Women laced into tightly wrought corsets; femme fatales shrouded in shadow; a precocious detective with a sharp wit. Each image evokes something particular, connects to a collective association with a specific genre. This association comes with preexisting knowledge, an awareness about what symmetries define that genre and what it means or represents as a category. This recognizability can be both helpful and detrimental, the latter happening when something gets too bogged down in tropes and conventions rather than its own narrative. It can be effective, however, when one uses genre innovatively, reforging and revitalizing it rather than relying on stagnancy and previous iterations. The following three films at the festival this year use their genres to enhance and brighten their narratives: Corsage (dir Marie Kreutzer), a period drama; Decision to Leave (dir Park Chan-wook), a neo-noir; and Glass Onion: A Knives Out Mystery (dir Rian Johnson), a whodunit mystery.
A glinting and spiteful drama, Corsage portrays the Austrian Empress, Elisabeth (Vicky Krieps) or Sissi, who has, in her later reign, become possessed by myriad frustrations, resentments, and impulses. She has an obsessive energy, fixated so exceptionally on her physical measurements and just how relentlessly tight she can lace her bodices. Corsage shows a Sissi who has retreated behind her dissatisfaction, having become ensnared by her position and approaching 40th birthday. She is ostentatious and electric and completely melancholic. This glimpse into her life is intentionally anachronistic when it comes to period-accurate details, merging biography and imagined moments, much like a less brazen sibling to Marie Antoinette (dir Sofia Coppola).
Aside from anachronisms, Corsage diverges the period drama in its specific and atypical concern with the unglamorous and unromantic details, the minute things about Sissi. It does not make the film feel any less epic, but it is a unique direction in a genre built upon the lavish and grand. Corsage is still very much those things when it comes to production design and costume direction, soaked in the stunning even when poking at trivialities. It is both a period spectacle and an intimately focused love letter to the Empress.
Decision to Leave is a magnetic, Hitchcockian narrative about an ace detective, Hae-joon (Park Hae-il), who becomes entangled with his investigative subject, a newly widowed though hardly-distraught-by-it woman, Seo-rae (Tang-wei). Hae-joon has recently discovered her husband murdered, yet she is mostly apathetic. She proves to be dangerously alluring and Hae-joon falls swiftly into her orbit.

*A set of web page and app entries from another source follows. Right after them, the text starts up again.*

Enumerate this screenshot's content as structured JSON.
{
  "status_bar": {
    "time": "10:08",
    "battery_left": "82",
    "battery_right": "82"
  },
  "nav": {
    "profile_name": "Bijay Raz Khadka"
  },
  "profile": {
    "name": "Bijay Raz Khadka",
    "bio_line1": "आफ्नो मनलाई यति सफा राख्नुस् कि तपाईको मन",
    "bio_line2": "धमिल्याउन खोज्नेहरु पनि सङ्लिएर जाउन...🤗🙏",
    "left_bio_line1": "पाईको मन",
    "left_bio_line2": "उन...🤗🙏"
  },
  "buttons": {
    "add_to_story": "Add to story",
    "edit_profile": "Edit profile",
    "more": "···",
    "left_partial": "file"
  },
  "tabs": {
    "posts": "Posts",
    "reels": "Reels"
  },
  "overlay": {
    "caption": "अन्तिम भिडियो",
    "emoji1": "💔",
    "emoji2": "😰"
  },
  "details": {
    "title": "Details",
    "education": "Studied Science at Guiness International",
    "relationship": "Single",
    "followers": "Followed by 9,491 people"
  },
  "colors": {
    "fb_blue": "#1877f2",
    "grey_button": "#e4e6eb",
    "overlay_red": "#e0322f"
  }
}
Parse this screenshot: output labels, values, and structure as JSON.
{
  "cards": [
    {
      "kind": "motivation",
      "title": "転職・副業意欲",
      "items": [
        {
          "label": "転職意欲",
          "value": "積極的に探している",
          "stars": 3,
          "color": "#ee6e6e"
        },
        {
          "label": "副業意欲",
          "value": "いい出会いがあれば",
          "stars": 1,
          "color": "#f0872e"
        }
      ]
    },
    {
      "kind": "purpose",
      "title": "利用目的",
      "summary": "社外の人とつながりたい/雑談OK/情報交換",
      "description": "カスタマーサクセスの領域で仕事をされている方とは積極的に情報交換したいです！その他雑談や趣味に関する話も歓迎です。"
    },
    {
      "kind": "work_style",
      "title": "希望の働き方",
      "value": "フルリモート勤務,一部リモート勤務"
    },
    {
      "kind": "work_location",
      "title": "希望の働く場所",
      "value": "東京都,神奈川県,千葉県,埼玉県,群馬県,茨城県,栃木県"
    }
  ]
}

Conventionally, neo-noirs involve morally questionable detectives, a sensuality often found in a femme fatale character, dramatic lighting and camera angles, and a narrative focused on a crime or conspiracy, typically related to a murder. Decision to Leave does indeed possess these qualities, but it contains multitudes more. The film is scopic, both a gritty, procedural neo-noir and a piercing look into love and madness. While characters Hae-joon and Seo-rae reflect their archetypes, the corrupted and corruptive, their story feels much more complex, more romantic somehow. Visually, the film diverts somewhat from the noir, being far more expansive in color and landscape, with obscenely stunning backdrops from ocean to forest. In lighting, the film is no less dramatic than a conventional noir, but there is more to it than creeping shadows and harsh portraits, there is the sun romantically bathing the screen and an expansive light.
Glass Onion is the energetic sequel to Knives Out, in which beloved detective Benoit Blanc (Daniel Craig) plunges into a new, eccentrically complex murder mystery. Glass Onion, with the same Agatha Christie-air, takes place within a Greecian mansion belonging to tech billionaire Miles Bron (Edward Norton), where he has invited quite a few guests. Among them are Claire Debella (Kathryn Hahn), Lionel Toussaint (Leslie Odom Jr.), and Cassandra Brand (Janelle Monae). There is, naturally, a riddle within a riddle for everyone to unravel.

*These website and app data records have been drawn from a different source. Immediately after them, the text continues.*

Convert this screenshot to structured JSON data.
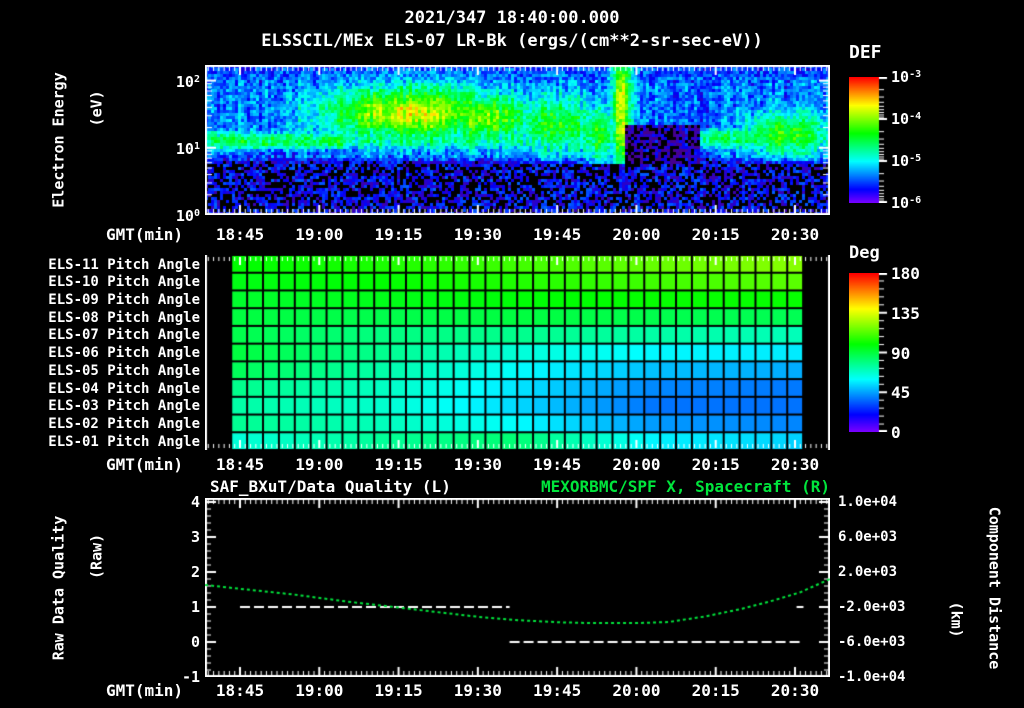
{
  "header": {
    "datetime": "2021/347 18:40:00.000",
    "title": "ELSSCIL/MEx ELS-07 LR-Bk  (ergs/(cm**2-sr-sec-eV))"
  },
  "colors": {
    "background": "#000000",
    "text": "#ffffff",
    "series_green": "#00e53c",
    "rainbow_low_to_high": [
      "#8000ff",
      "#0000ff",
      "#0080ff",
      "#00ffff",
      "#00ff80",
      "#00ff00",
      "#80ff00",
      "#ffff00",
      "#ff8000",
      "#ff0000"
    ]
  },
  "time_axis": {
    "label": "GMT(min)",
    "tick_labels": [
      "18:45",
      "19:00",
      "19:15",
      "19:30",
      "19:45",
      "20:00",
      "20:15",
      "20:30"
    ],
    "major_tick_interval_min": 15,
    "minor_tick_interval_min": 1
  },
  "spectrogram_panel": {
    "y_axis_label_line1": "Electron Energy",
    "y_axis_label_line2": "(eV)",
    "y_tick_labels": [
      {
        "base": "10",
        "exp": "2"
      },
      {
        "base": "10",
        "exp": "1"
      },
      {
        "base": "10",
        "exp": "0"
      }
    ],
    "colorbar": {
      "title": "DEF",
      "tick_labels": [
        {
          "base": "10",
          "exp": "-3"
        },
        {
          "base": "10",
          "exp": "-4"
        },
        {
          "base": "10",
          "exp": "-5"
        },
        {
          "base": "10",
          "exp": "-6"
        }
      ]
    }
  },
  "pitch_panel": {
    "colorbar": {
      "title": "Deg",
      "tick_labels": [
        "180",
        "135",
        "90",
        "45",
        "0"
      ]
    }
  },
  "bottom_panel": {
    "title_left": "SAF_BXuT/Data Quality (L)",
    "title_right": "MEXORBMC/SPF X, Spacecraft (R)",
    "y_axis_left_line1": "Raw Data Quality",
    "y_axis_left_line2": "(Raw)",
    "y_tick_labels_left": [
      "4",
      "3",
      "2",
      "1",
      "0",
      "-1"
    ],
    "y_axis_right_line1": "Component Distance",
    "y_axis_right_line2": "(km)",
    "y_tick_labels_right": [
      "1.0e+04",
      "6.0e+03",
      "2.0e+03",
      "-2.0e+03",
      "-6.0e+03",
      "-1.0e+04"
    ]
  },
  "chart_data": [
    {
      "type": "heatmap",
      "id": "electron-energy-spectrogram",
      "title": "ELSSCIL/MEx ELS-07 LR-Bk",
      "units": "ergs/(cm**2-sr-sec-eV)",
      "x_range_gmt": [
        "18:40",
        "20:35"
      ],
      "y_scale": "log",
      "y_range_ev": [
        1,
        175
      ],
      "z_log_range": [
        -6,
        -3
      ],
      "base_levels": {
        "low_energy_log_ev_below": 0.75,
        "low_level": -5.92,
        "mid_level": -5.38,
        "high_level": -5.55
      },
      "noise_amplitude": 0.28,
      "features": [
        {
          "kind": "band",
          "x0": 0.0,
          "x1": 1.0,
          "log_e_center": 1.12,
          "log_e_sigma": 0.22,
          "level": -4.75
        },
        {
          "kind": "band",
          "x0": 0.0,
          "x1": 0.24,
          "log_e_center": 1.1,
          "log_e_sigma": 0.17,
          "level": -4.5
        },
        {
          "kind": "blob",
          "cx": 0.33,
          "cy": 1.52,
          "sx": 0.1,
          "sy": 0.27,
          "level": -3.75
        },
        {
          "kind": "blob",
          "cx": 0.45,
          "cy": 1.45,
          "sx": 0.055,
          "sy": 0.25,
          "level": -4.05
        },
        {
          "kind": "blob",
          "cx": 0.56,
          "cy": 1.35,
          "sx": 0.05,
          "sy": 0.3,
          "level": -4.35
        },
        {
          "kind": "blob",
          "cx": 0.667,
          "cy": 1.6,
          "sx": 0.012,
          "sy": 0.7,
          "level": -3.85
        },
        {
          "kind": "blob",
          "cx": 0.63,
          "cy": 1.2,
          "sx": 0.02,
          "sy": 0.3,
          "level": -4.3
        },
        {
          "kind": "band",
          "x0": 0.78,
          "x1": 1.0,
          "log_e_center": 1.15,
          "log_e_sigma": 0.2,
          "level": -4.6
        },
        {
          "kind": "blob",
          "cx": 0.93,
          "cy": 1.2,
          "sx": 0.045,
          "sy": 0.22,
          "level": -4.25
        },
        {
          "kind": "dark",
          "x0": 0.67,
          "x1": 0.79,
          "log_e_max": 1.35,
          "level": -5.85
        }
      ]
    },
    {
      "type": "heatmap",
      "id": "pitch-angle-grid",
      "value_units": "deg",
      "z_range": [
        0,
        180
      ],
      "columns": 36,
      "x_data_frac": [
        0.042,
        0.957
      ],
      "rows": [
        {
          "label": "ELS-11 Pitch Angle",
          "values": [
            100,
            104,
            110,
            116,
            121
          ]
        },
        {
          "label": "ELS-10 Pitch Angle",
          "values": [
            97,
            100,
            105,
            110,
            114
          ]
        },
        {
          "label": "ELS-09 Pitch Angle",
          "values": [
            93,
            96,
            99,
            101,
            101
          ]
        },
        {
          "label": "ELS-08 Pitch Angle",
          "values": [
            90,
            88,
            90,
            88,
            87
          ]
        },
        {
          "label": "ELS-07 Pitch Angle",
          "values": [
            88,
            80,
            78,
            74,
            71
          ]
        },
        {
          "label": "ELS-06 Pitch Angle",
          "values": [
            90,
            78,
            66,
            59,
            57
          ]
        },
        {
          "label": "ELS-05 Pitch Angle",
          "values": [
            86,
            74,
            60,
            50,
            47
          ]
        },
        {
          "label": "ELS-04 Pitch Angle",
          "values": [
            78,
            70,
            56,
            41,
            39
          ]
        },
        {
          "label": "ELS-03 Pitch Angle",
          "values": [
            74,
            68,
            54,
            38,
            38
          ]
        },
        {
          "label": "ELS-02 Pitch Angle",
          "values": [
            77,
            71,
            60,
            44,
            41
          ]
        },
        {
          "label": "ELS-01 Pitch Angle",
          "values": [
            66,
            76,
            82,
            58,
            53
          ]
        }
      ]
    },
    {
      "type": "line",
      "id": "quality-and-spacecraft-x",
      "left_axis": {
        "label": "Raw Data Quality (Raw)",
        "range": [
          -1,
          4
        ]
      },
      "right_axis": {
        "label": "Component Distance (km)",
        "range": [
          -10000,
          10000
        ]
      },
      "series": [
        {
          "name": "MEXORBMC/SPF X, Spacecraft (R)",
          "axis": "right",
          "style": "dotted",
          "color": "#00e53c",
          "t_min_from_1840": [
            -1.6,
            5,
            15,
            25,
            33,
            42,
            50,
            58,
            66,
            72,
            80,
            86,
            93,
            100,
            106,
            111,
            116.6
          ],
          "raw_values": [
            1.63,
            1.52,
            1.36,
            1.16,
            1.02,
            0.86,
            0.72,
            0.62,
            0.56,
            0.54,
            0.54,
            0.57,
            0.73,
            0.95,
            1.19,
            1.42,
            1.8
          ],
          "km_values": [
            520,
            80,
            -560,
            -1360,
            -1920,
            -2560,
            -3120,
            -3520,
            -3760,
            -3840,
            -3840,
            -3720,
            -3080,
            -2200,
            -1240,
            -320,
            1200
          ]
        },
        {
          "name": "SAF_BXuT/Data Quality (L)",
          "axis": "left",
          "style": "dashed",
          "color": "#ffffff",
          "segments": [
            {
              "t0": 5,
              "t1": 56,
              "value": 1
            },
            {
              "t0": 56,
              "t1": 110.9,
              "value": 0
            },
            {
              "t0": 110.3,
              "t1": 111.6,
              "value": 1
            }
          ]
        }
      ]
    }
  ]
}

Whodunit mysteries generally include major plot twists, viewers being provided with clues throughout the narrative, and hypothesizing by the detective. The most essential piece is the double narrative, in which one open narrative unravels in the present, while a secondary concealed narrative is progressively revealed. Glass Onion follows these conventions, but avoids becoming a tiresome or repetitive iteration. It brings the whodunit to the very present, set in early Covid-19 filled with Zoom calls and quarantines and masked characters. It is a shrewd mystery for the current age, hinging on the present rather than relying on an older air.
Corsage, Decision to Leave, and Glass Onion are each fantastic representations and renovations of their genres. All three are oh so lovely, truly wonderful films. We are absolutely thrilled to be screening them at the 58th Chicago International Film Festival this year. You can find more info about these films, their screenings, and the festival on the whole here.